## How to complete this task
Down to the last line, retype the records below exactly and skip the pictures.

## Supplied data
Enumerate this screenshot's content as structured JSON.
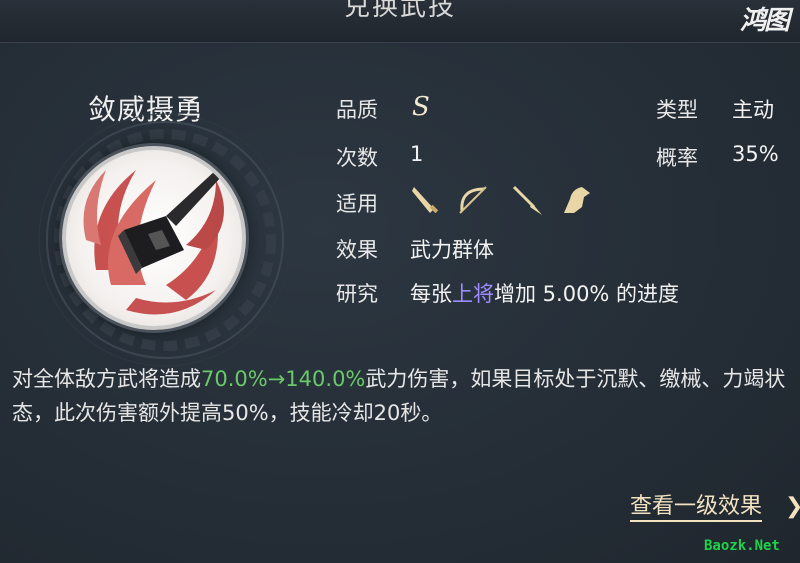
{
  "header": {
    "title": "兑换武技",
    "logo_text": "鸿图"
  },
  "skill": {
    "name": "敛威摄勇",
    "quality_label": "品质",
    "quality_value": "S",
    "type_label": "类型",
    "type_value": "主动",
    "count_label": "次数",
    "count_value": "1",
    "rate_label": "概率",
    "rate_value": "35%",
    "applies_label": "适用",
    "applies_icons": [
      "sword-icon",
      "bow-icon",
      "spear-icon",
      "horse-icon"
    ],
    "effect_label": "效果",
    "effect_value": "武力群体",
    "research_label": "研究",
    "research_prefix": "每张",
    "research_highlight": "上将",
    "research_suffix": "增加 5.00% 的进度",
    "description": {
      "part1": "对全体敌方武将造成",
      "damage_range": "70.0%→140.0%",
      "part2": "武力伤害，如果目标处于沉默、缴械、力竭状态，此次伤害额外提高50%，技能冷却20秒。"
    }
  },
  "footer": {
    "more_label": "查看一级效果",
    "more_arrow": "❯"
  },
  "watermark": "Baozk.Net",
  "colors": {
    "highlight_purple": "#9d8cff",
    "highlight_green": "#6ac86a",
    "link": "#f3e2c0"
  }
}
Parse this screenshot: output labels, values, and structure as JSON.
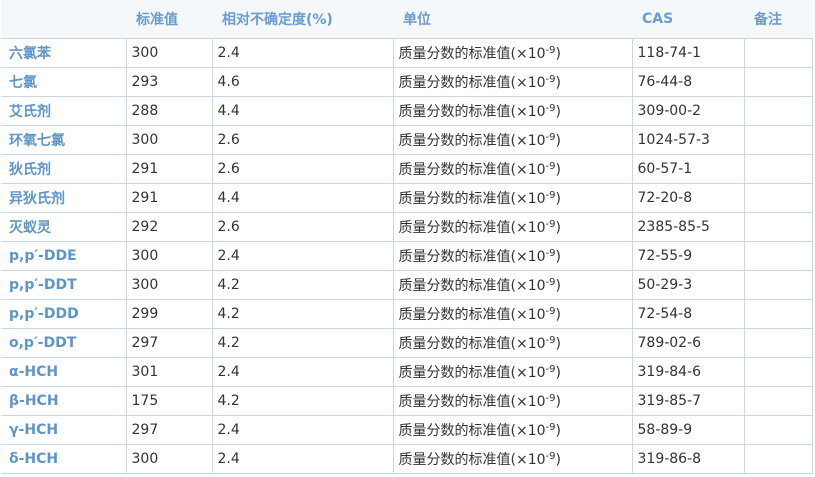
{
  "table": {
    "headers": [
      "",
      "标准值",
      "相对不确定度(%)",
      "单位",
      "CAS",
      "备注"
    ],
    "unit_prefix": "质量分数的标准值(×10",
    "unit_exponent": "-9",
    "unit_suffix": ")",
    "rows": [
      {
        "name": "六氯苯",
        "value": "300",
        "uncertainty": "2.4",
        "cas": "118-74-1",
        "note": ""
      },
      {
        "name": "七氯",
        "value": "293",
        "uncertainty": "4.6",
        "cas": "76-44-8",
        "note": ""
      },
      {
        "name": "艾氏剂",
        "value": "288",
        "uncertainty": "4.4",
        "cas": "309-00-2",
        "note": ""
      },
      {
        "name": "环氧七氯",
        "value": "300",
        "uncertainty": "2.6",
        "cas": "1024-57-3",
        "note": ""
      },
      {
        "name": "狄氏剂",
        "value": "291",
        "uncertainty": "2.6",
        "cas": "60-57-1",
        "note": ""
      },
      {
        "name": "异狄氏剂",
        "value": "291",
        "uncertainty": "4.4",
        "cas": "72-20-8",
        "note": ""
      },
      {
        "name": "灭蚁灵",
        "value": "292",
        "uncertainty": "2.6",
        "cas": "2385-85-5",
        "note": ""
      },
      {
        "name": "p,p′-DDE",
        "value": "300",
        "uncertainty": "2.4",
        "cas": "72-55-9",
        "note": ""
      },
      {
        "name": "p,p′-DDT",
        "value": "300",
        "uncertainty": "4.2",
        "cas": "50-29-3",
        "note": ""
      },
      {
        "name": "p,p′-DDD",
        "value": "299",
        "uncertainty": "4.2",
        "cas": "72-54-8",
        "note": ""
      },
      {
        "name": "o,p′-DDT",
        "value": "297",
        "uncertainty": "4.2",
        "cas": "789-02-6",
        "note": ""
      },
      {
        "name": "α-HCH",
        "value": "301",
        "uncertainty": "2.4",
        "cas": "319-84-6",
        "note": ""
      },
      {
        "name": "β-HCH",
        "value": "175",
        "uncertainty": "4.2",
        "cas": "319-85-7",
        "note": ""
      },
      {
        "name": "γ-HCH",
        "value": "297",
        "uncertainty": "2.4",
        "cas": "58-89-9",
        "note": ""
      },
      {
        "name": "δ-HCH",
        "value": "300",
        "uncertainty": "2.4",
        "cas": "319-86-8",
        "note": ""
      }
    ]
  }
}
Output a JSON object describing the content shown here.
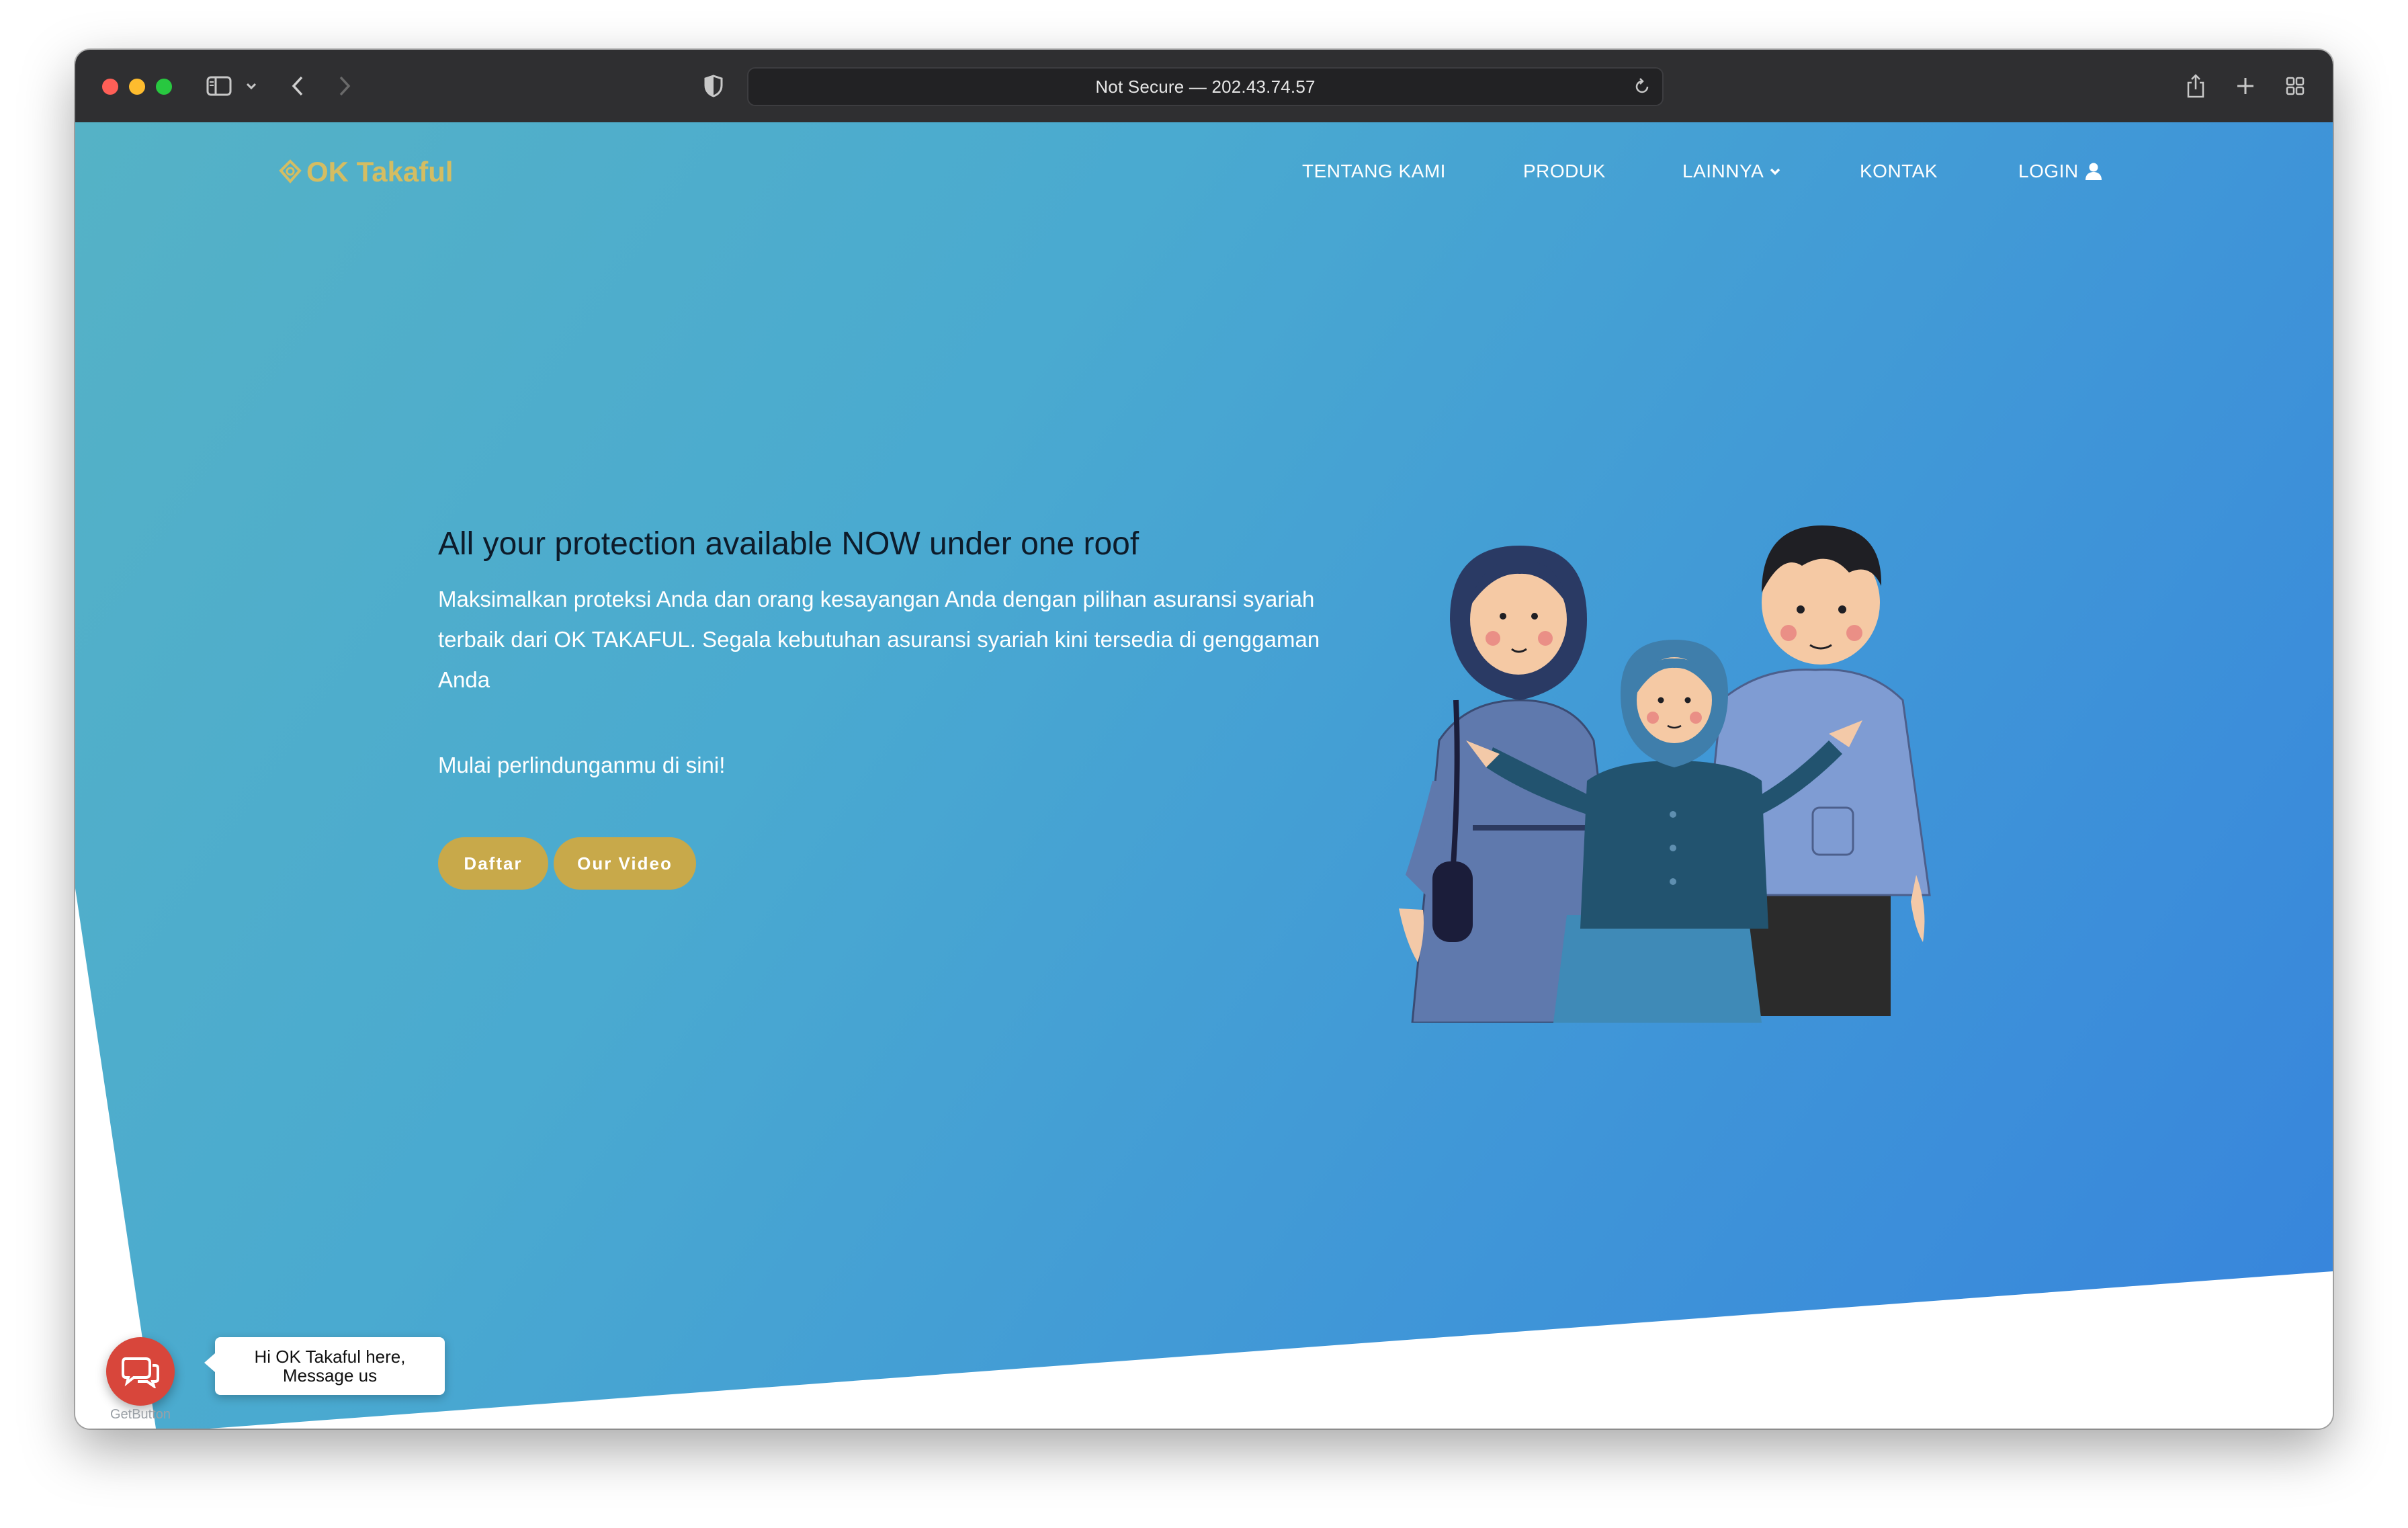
{
  "browser": {
    "url": "Not Secure — 202.43.74.57"
  },
  "site": {
    "logo_text": "OK Takaful",
    "nav": [
      "TENTANG KAMI",
      "PRODUK",
      "LAINNYA",
      "KONTAK",
      "LOGIN"
    ]
  },
  "hero": {
    "headline": "All your protection available NOW under one roof",
    "description": "Maksimalkan proteksi Anda dan orang kesayangan Anda dengan pilihan asuransi syariah terbaik dari OK TAKAFUL. Segala kebutuhan asuransi syariah kini tersedia di genggaman Anda",
    "cta_text": "Mulai perlindunganmu di sini!",
    "buttons": [
      "Daftar",
      "Our Video"
    ]
  },
  "chat_widget": {
    "bubble_line1": "Hi OK Takaful here,",
    "bubble_line2": "Message us",
    "caption": "GetButton"
  },
  "colors": {
    "hero_start": "#55b2c6",
    "hero_end": "#3784dc",
    "brand_gold": "#c8a94a",
    "logo_gold": "#d4bd62",
    "chat_red": "#d8463b"
  },
  "icons": [
    "sidebar-icon",
    "chevron-down-icon",
    "back-icon",
    "forward-icon",
    "shield-icon",
    "reload-icon",
    "share-icon",
    "new-tab-icon",
    "tab-overview-icon",
    "user-icon",
    "chat-icon"
  ]
}
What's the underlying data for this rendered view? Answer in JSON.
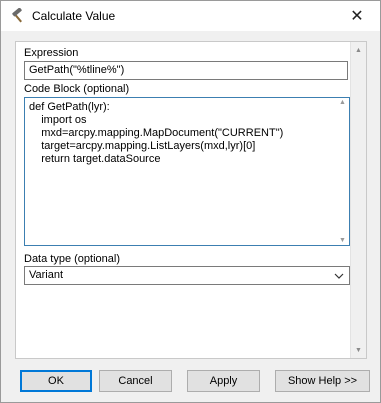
{
  "window": {
    "title": "Calculate Value",
    "close_glyph": "✕",
    "icon": "hammer-icon"
  },
  "form": {
    "expression": {
      "label": "Expression",
      "value": "GetPath(\"%tline%\")"
    },
    "code_block": {
      "label": "Code Block (optional)",
      "lines": [
        "def GetPath(lyr):",
        "    import os",
        "    mxd=arcpy.mapping.MapDocument(\"CURRENT\")",
        "    target=arcpy.mapping.ListLayers(mxd,lyr)[0]",
        "    return target.dataSource"
      ]
    },
    "data_type": {
      "label": "Data type (optional)",
      "value": "Variant"
    }
  },
  "buttons": {
    "ok": "OK",
    "cancel": "Cancel",
    "apply": "Apply",
    "show_help": "Show Help >>"
  }
}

## Result of the exercise
Enumerate this screenshot's content as structured JSON.
{
  "header": {
    "title": "兑换武技",
    "logo_text": "鸿图"
  },
  "skill": {
    "name": "敛威摄勇",
    "quality_label": "品质",
    "quality_value": "S",
    "type_label": "类型",
    "type_value": "主动",
    "count_label": "次数",
    "count_value": "1",
    "rate_label": "概率",
    "rate_value": "35%",
    "applies_label": "适用",
    "applies_icons": [
      "sword-icon",
      "bow-icon",
      "spear-icon",
      "horse-icon"
    ],
    "effect_label": "效果",
    "effect_value": "武力群体",
    "research_label": "研究",
    "research_prefix": "每张",
    "research_highlight": "上将",
    "research_suffix": "增加 5.00% 的进度",
    "description": {
      "part1": "对全体敌方武将造成",
      "damage_range": "70.0%→140.0%",
      "part2": "武力伤害，如果目标处于沉默、缴械、力竭状态，此次伤害额外提高50%，技能冷却20秒。"
    }
  },
  "footer": {
    "more_label": "查看一级效果",
    "more_arrow": "❯"
  },
  "watermark": "Baozk.Net",
  "colors": {
    "highlight_purple": "#9d8cff",
    "highlight_green": "#6ac86a",
    "link": "#f3e2c0"
  }
}
Parse this screenshot: output labels, values, and structure as JSON.
{
  "table": {
    "headers": [
      "",
      "标准值",
      "相对不确定度(%)",
      "单位",
      "CAS",
      "备注"
    ],
    "unit_prefix": "质量分数的标准值(×10",
    "unit_exponent": "-9",
    "unit_suffix": ")",
    "rows": [
      {
        "name": "六氯苯",
        "value": "300",
        "uncertainty": "2.4",
        "cas": "118-74-1",
        "note": ""
      },
      {
        "name": "七氯",
        "value": "293",
        "uncertainty": "4.6",
        "cas": "76-44-8",
        "note": ""
      },
      {
        "name": "艾氏剂",
        "value": "288",
        "uncertainty": "4.4",
        "cas": "309-00-2",
        "note": ""
      },
      {
        "name": "环氧七氯",
        "value": "300",
        "uncertainty": "2.6",
        "cas": "1024-57-3",
        "note": ""
      },
      {
        "name": "狄氏剂",
        "value": "291",
        "uncertainty": "2.6",
        "cas": "60-57-1",
        "note": ""
      },
      {
        "name": "异狄氏剂",
        "value": "291",
        "uncertainty": "4.4",
        "cas": "72-20-8",
        "note": ""
      },
      {
        "name": "灭蚁灵",
        "value": "292",
        "uncertainty": "2.6",
        "cas": "2385-85-5",
        "note": ""
      },
      {
        "name": "p,p′-DDE",
        "value": "300",
        "uncertainty": "2.4",
        "cas": "72-55-9",
        "note": ""
      },
      {
        "name": "p,p′-DDT",
        "value": "300",
        "uncertainty": "4.2",
        "cas": "50-29-3",
        "note": ""
      },
      {
        "name": "p,p′-DDD",
        "value": "299",
        "uncertainty": "4.2",
        "cas": "72-54-8",
        "note": ""
      },
      {
        "name": "o,p′-DDT",
        "value": "297",
        "uncertainty": "4.2",
        "cas": "789-02-6",
        "note": ""
      },
      {
        "name": "α-HCH",
        "value": "301",
        "uncertainty": "2.4",
        "cas": "319-84-6",
        "note": ""
      },
      {
        "name": "β-HCH",
        "value": "175",
        "uncertainty": "4.2",
        "cas": "319-85-7",
        "note": ""
      },
      {
        "name": "γ-HCH",
        "value": "297",
        "uncertainty": "2.4",
        "cas": "58-89-9",
        "note": ""
      },
      {
        "name": "δ-HCH",
        "value": "300",
        "uncertainty": "2.4",
        "cas": "319-86-8",
        "note": ""
      }
    ]
  }
}
Output a JSON object describing the content shown here.
{
  "browser": {
    "url": "Not Secure — 202.43.74.57"
  },
  "site": {
    "logo_text": "OK Takaful",
    "nav": [
      "TENTANG KAMI",
      "PRODUK",
      "LAINNYA",
      "KONTAK",
      "LOGIN"
    ]
  },
  "hero": {
    "headline": "All your protection available NOW under one roof",
    "description": "Maksimalkan proteksi Anda dan orang kesayangan Anda dengan pilihan asuransi syariah terbaik dari OK TAKAFUL. Segala kebutuhan asuransi syariah kini tersedia di genggaman Anda",
    "cta_text": "Mulai perlindunganmu di sini!",
    "buttons": [
      "Daftar",
      "Our Video"
    ]
  },
  "chat_widget": {
    "bubble_line1": "Hi OK Takaful here,",
    "bubble_line2": "Message us",
    "caption": "GetButton"
  },
  "colors": {
    "hero_start": "#55b2c6",
    "hero_end": "#3784dc",
    "brand_gold": "#c8a94a",
    "logo_gold": "#d4bd62",
    "chat_red": "#d8463b"
  },
  "icons": [
    "sidebar-icon",
    "chevron-down-icon",
    "back-icon",
    "forward-icon",
    "shield-icon",
    "reload-icon",
    "share-icon",
    "new-tab-icon",
    "tab-overview-icon",
    "user-icon",
    "chat-icon"
  ]
}
What's the underlying data for this rendered view? Answer in JSON.
{
  "window": {
    "title": "Calculate Value",
    "close_glyph": "✕",
    "icon": "hammer-icon"
  },
  "form": {
    "expression": {
      "label": "Expression",
      "value": "GetPath(\"%tline%\")"
    },
    "code_block": {
      "label": "Code Block (optional)",
      "lines": [
        "def GetPath(lyr):",
        "    import os",
        "    mxd=arcpy.mapping.MapDocument(\"CURRENT\")",
        "    target=arcpy.mapping.ListLayers(mxd,lyr)[0]",
        "    return target.dataSource"
      ]
    },
    "data_type": {
      "label": "Data type (optional)",
      "value": "Variant"
    }
  },
  "buttons": {
    "ok": "OK",
    "cancel": "Cancel",
    "apply": "Apply",
    "show_help": "Show Help >>"
  }
}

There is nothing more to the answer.